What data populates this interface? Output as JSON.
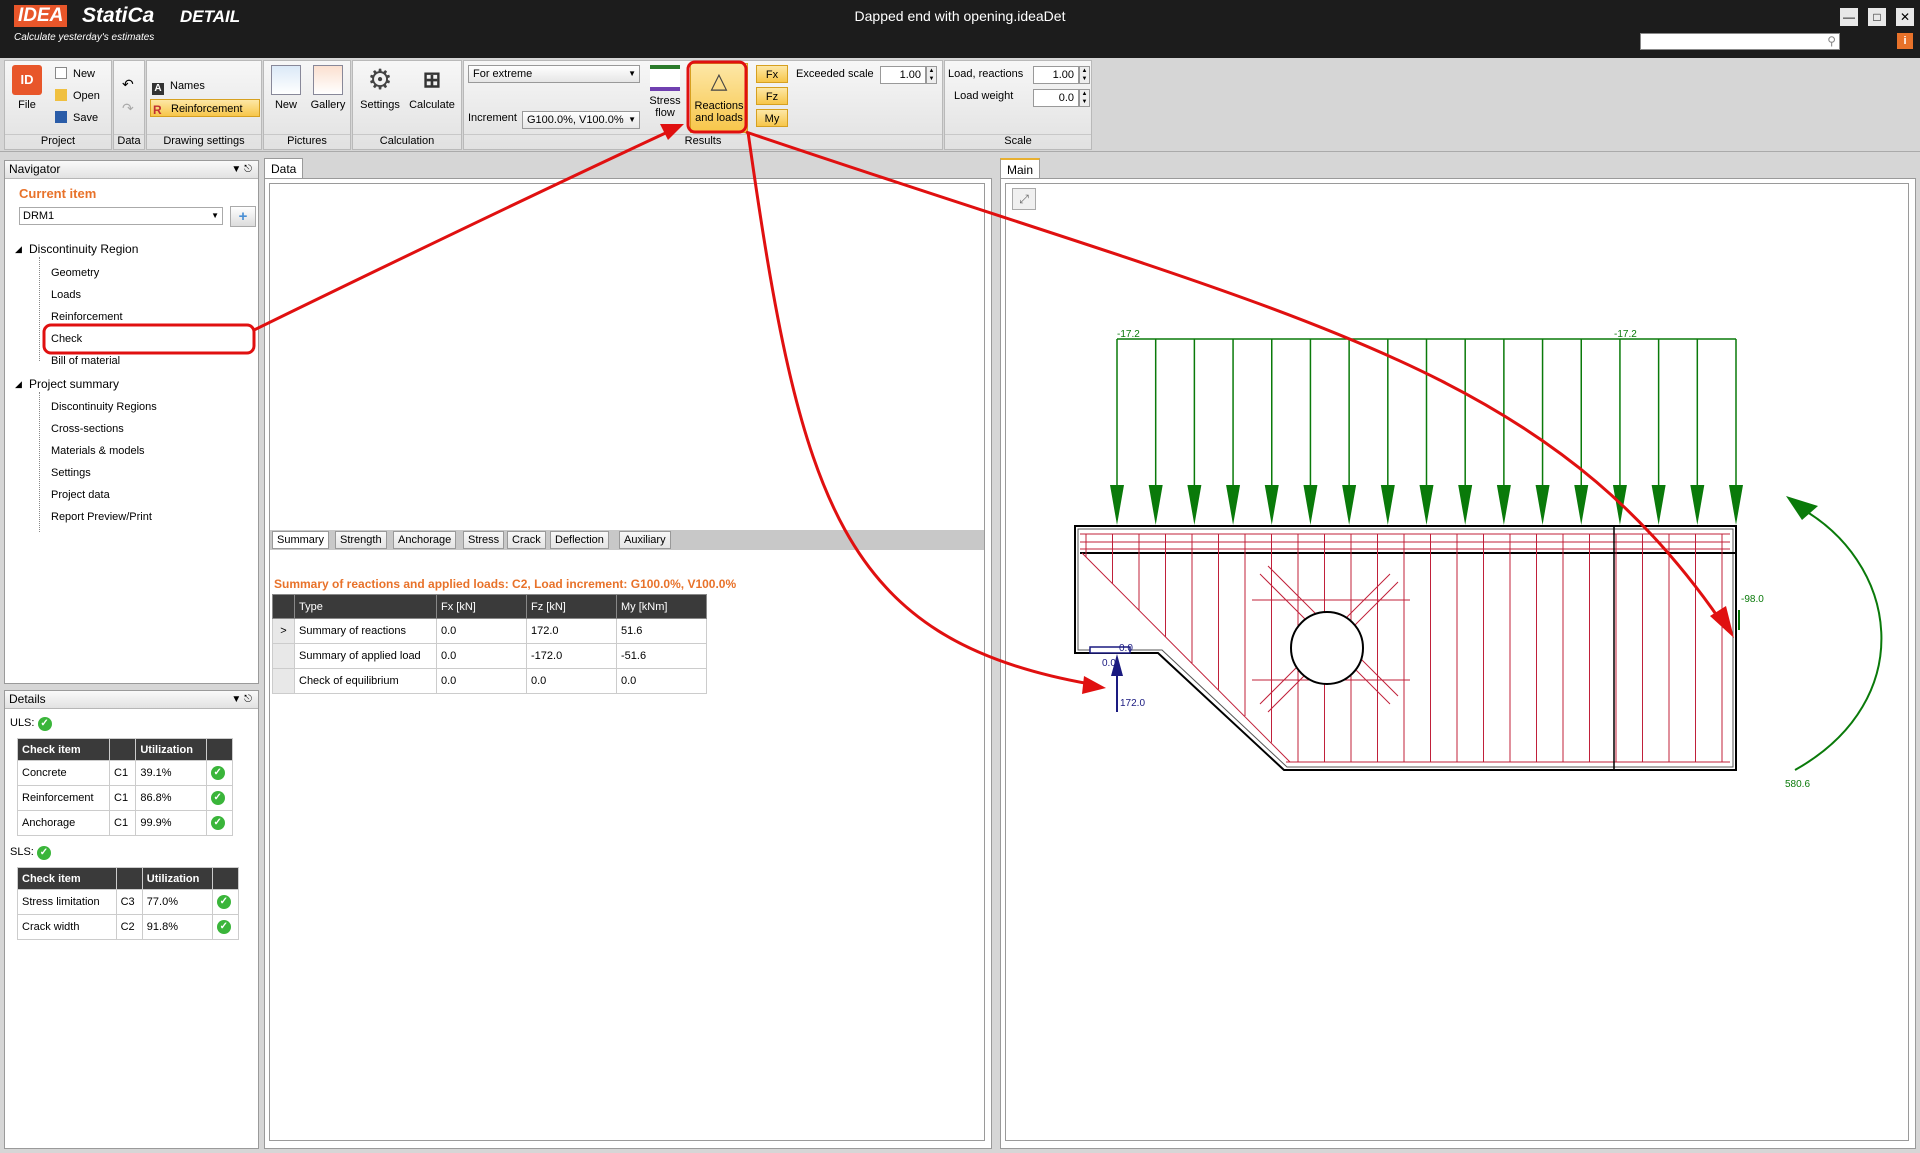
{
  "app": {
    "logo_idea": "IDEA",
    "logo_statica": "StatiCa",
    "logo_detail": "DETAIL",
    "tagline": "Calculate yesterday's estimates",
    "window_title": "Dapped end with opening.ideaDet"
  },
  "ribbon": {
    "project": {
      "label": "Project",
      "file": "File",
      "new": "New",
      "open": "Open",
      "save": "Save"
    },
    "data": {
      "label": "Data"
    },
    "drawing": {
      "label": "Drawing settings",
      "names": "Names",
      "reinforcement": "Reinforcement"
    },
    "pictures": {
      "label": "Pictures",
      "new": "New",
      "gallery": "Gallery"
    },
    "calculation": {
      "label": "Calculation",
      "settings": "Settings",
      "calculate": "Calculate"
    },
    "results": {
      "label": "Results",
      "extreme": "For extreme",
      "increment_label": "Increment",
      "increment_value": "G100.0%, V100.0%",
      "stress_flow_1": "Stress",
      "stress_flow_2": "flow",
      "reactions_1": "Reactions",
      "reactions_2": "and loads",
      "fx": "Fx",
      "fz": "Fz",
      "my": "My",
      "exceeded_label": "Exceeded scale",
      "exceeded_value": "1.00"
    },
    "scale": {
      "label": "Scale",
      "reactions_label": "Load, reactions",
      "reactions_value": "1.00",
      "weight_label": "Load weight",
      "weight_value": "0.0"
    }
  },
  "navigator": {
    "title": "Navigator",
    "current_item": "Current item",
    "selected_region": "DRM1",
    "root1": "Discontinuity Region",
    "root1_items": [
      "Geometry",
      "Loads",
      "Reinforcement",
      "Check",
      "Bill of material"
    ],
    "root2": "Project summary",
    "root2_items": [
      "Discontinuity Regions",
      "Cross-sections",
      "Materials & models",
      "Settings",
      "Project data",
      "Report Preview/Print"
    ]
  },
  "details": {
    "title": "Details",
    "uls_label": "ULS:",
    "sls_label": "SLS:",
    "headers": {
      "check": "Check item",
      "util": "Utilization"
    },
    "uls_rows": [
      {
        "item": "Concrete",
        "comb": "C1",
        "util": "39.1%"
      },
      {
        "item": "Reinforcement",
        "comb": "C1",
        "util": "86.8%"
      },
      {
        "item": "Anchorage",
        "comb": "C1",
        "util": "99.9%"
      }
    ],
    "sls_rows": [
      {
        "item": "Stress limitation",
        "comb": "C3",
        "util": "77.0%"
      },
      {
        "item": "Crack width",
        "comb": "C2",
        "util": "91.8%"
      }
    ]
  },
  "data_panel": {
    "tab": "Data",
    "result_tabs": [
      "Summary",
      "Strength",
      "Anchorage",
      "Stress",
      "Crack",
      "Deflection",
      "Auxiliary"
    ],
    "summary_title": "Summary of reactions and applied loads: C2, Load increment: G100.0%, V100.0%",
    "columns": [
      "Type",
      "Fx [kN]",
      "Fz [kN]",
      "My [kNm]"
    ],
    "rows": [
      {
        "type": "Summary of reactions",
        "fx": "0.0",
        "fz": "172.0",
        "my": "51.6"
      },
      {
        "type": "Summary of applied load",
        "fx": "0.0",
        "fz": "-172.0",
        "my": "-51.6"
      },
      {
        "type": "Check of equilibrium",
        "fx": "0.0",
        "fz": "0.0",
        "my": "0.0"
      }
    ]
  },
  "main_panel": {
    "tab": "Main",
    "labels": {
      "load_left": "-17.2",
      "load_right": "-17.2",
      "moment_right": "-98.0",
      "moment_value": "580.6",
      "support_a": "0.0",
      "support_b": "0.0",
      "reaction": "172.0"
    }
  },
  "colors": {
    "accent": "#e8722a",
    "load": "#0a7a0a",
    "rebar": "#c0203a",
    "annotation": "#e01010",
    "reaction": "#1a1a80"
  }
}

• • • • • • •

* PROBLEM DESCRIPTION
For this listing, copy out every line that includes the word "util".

* RESPONSE
      "util": "Utilization"
        "util": "39.1%"
        "util": "86.8%"
        "util": "99.9%"
        "util": "77.0%"
        "util": "91.8%"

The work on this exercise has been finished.